The later half of the 1990s had witnessed sea changes in the global power politics. While the US remained the dominant power, there emerged many economic power, from the global South, like China and India. The subsequent East Asian Financial Crisis of 1997 highlighted the need for greater economic cooperation between the developed and developing countries. A number of multilateral forums were established to initiate an informal dialogue between the different countries.
The Finance Ministers and Central Bank governors of the Group of Eight (G-8) announced the their intention to broaden the dialogue on key economic and financial policy issues among the systematically important economies, and to achieve stable and sustainable world economic growth that benefits all. This gave birth to the G-8, which comprised of countries like- USA, UK, France, Germany, Italy, Japan, Canada and Russia.
These 8 countries were later joined by 11 emerging and developing countries, namely- Argentina, Australia, Brazil, China, India, Indonesia, Mexico, Saudi Arabia, South Korea, South Africa and Turkey, along with the European Union to form the G-20.
The G-20 meets once a year to discuss international economic issues. This summit is popularly known as the Leaders Summit, which bring together leaders from the Heads of the States. The discussion is done by the ‘Sherpas’, who are the personal representatives of the leaders of each nation. The meetings also invite other stakeholders, like business representatives, representatives of the labour union, academicians, young people and civil society organisations, in order to facilitate an inclusive and representative dialogue.
Till date, 8 G20 Leader summits have concluded. The 9th G20 Leaders Summit will take place in Brisbane, Australia, on November 15-16, 2014. This summit is a special one, specially after the arrival of the global economic crisis of 2008. G20 has evolved as a crisis manager group making an effort to move towards economic and financial stability. However, there is a concern that the issues of development have not been adequately found in the G20 agenda. The official recognition of the civil society had also started as late as in 2013, in St. Petersburg, Russia.
One of the main agendas of G20 is the promotion of shared economic growth and sustainable growth and development. G20 is also trying to foster and adopt internationally recognised standards in areas like financial transparency, international tax cooperation and combating money laundering.
Till, as late as 2010, G20 did not formally recognise issues relating to development. It was first recognised in the Seoul Summit of 2010, where leaders from different countries endorsed economic growth as an agenda.
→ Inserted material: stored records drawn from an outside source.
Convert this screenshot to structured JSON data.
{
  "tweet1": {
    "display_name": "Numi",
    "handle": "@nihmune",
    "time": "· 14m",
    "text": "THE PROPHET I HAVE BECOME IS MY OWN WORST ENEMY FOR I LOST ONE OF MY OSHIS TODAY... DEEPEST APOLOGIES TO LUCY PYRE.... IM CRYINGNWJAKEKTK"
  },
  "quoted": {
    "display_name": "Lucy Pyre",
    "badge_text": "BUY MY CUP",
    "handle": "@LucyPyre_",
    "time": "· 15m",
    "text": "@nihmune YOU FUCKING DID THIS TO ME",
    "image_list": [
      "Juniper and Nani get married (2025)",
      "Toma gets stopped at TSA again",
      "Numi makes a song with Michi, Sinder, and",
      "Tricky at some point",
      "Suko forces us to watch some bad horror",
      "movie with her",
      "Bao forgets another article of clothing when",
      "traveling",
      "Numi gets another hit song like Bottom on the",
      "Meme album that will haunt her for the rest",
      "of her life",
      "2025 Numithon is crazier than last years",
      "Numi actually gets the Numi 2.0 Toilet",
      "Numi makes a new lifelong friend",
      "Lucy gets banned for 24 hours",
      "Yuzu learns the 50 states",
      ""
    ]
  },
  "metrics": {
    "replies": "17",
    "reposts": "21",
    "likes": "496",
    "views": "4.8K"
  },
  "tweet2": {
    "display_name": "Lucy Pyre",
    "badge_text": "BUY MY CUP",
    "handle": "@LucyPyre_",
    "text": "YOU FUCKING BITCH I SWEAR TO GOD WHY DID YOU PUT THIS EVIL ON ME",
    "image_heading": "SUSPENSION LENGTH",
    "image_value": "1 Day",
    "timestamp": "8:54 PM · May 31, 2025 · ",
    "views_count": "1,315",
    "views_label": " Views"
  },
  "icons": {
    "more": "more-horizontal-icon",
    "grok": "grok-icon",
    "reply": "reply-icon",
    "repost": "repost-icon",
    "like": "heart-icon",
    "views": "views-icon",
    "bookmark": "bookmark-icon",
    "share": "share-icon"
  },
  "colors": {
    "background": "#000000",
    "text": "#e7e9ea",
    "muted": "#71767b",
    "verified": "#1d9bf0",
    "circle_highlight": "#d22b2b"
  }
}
However, this is only possible when there is shared economic growth and a fair distribution of income among the countries. There has been an underachievement among the G20 countries, in this respect.
According to the Standarised World Income Inequality Database, 2012, only four member-countries of the G20, namely- Brazil, Korea, Mexico and Argentina, have been able to reduce income inequalities in the past 20 years. In the US, the richest 1% persons of the world, possess over 40% of the nation’s wealth, while the bottom 80% possess only 7%.
India has been achieving a appreciable economic growth rate since the introduction of the new economic policies of 1991. As a result, India has become an important player among the global South. This has resulted in the better partnership of India, with the important players of the world, and an active engagement in the international forums.
India’s leaders have voiced their opinions regarding the rebalancing of the global governance through the reform of international financial institutions like World Bank and IMF, and checking macroeconomic imbalances, and scrutinising protectionist measures. India has an important agenda of widening the scope of the G20, beyond the traditional goals of economic growth and development.
However, the proposed Leaders’ summit at Brisbane has its objective of- Economic Development with Sustainable Growth, Job Creation and Open Trade. Here, development has been defined as creating conditions for developing countries to attract infrastructure investment, strengthening tax system and improving access to financial services. Thus, there is an absence of the social issues from the Summit.
Courtesy: Employment News
Team Aspirant Forum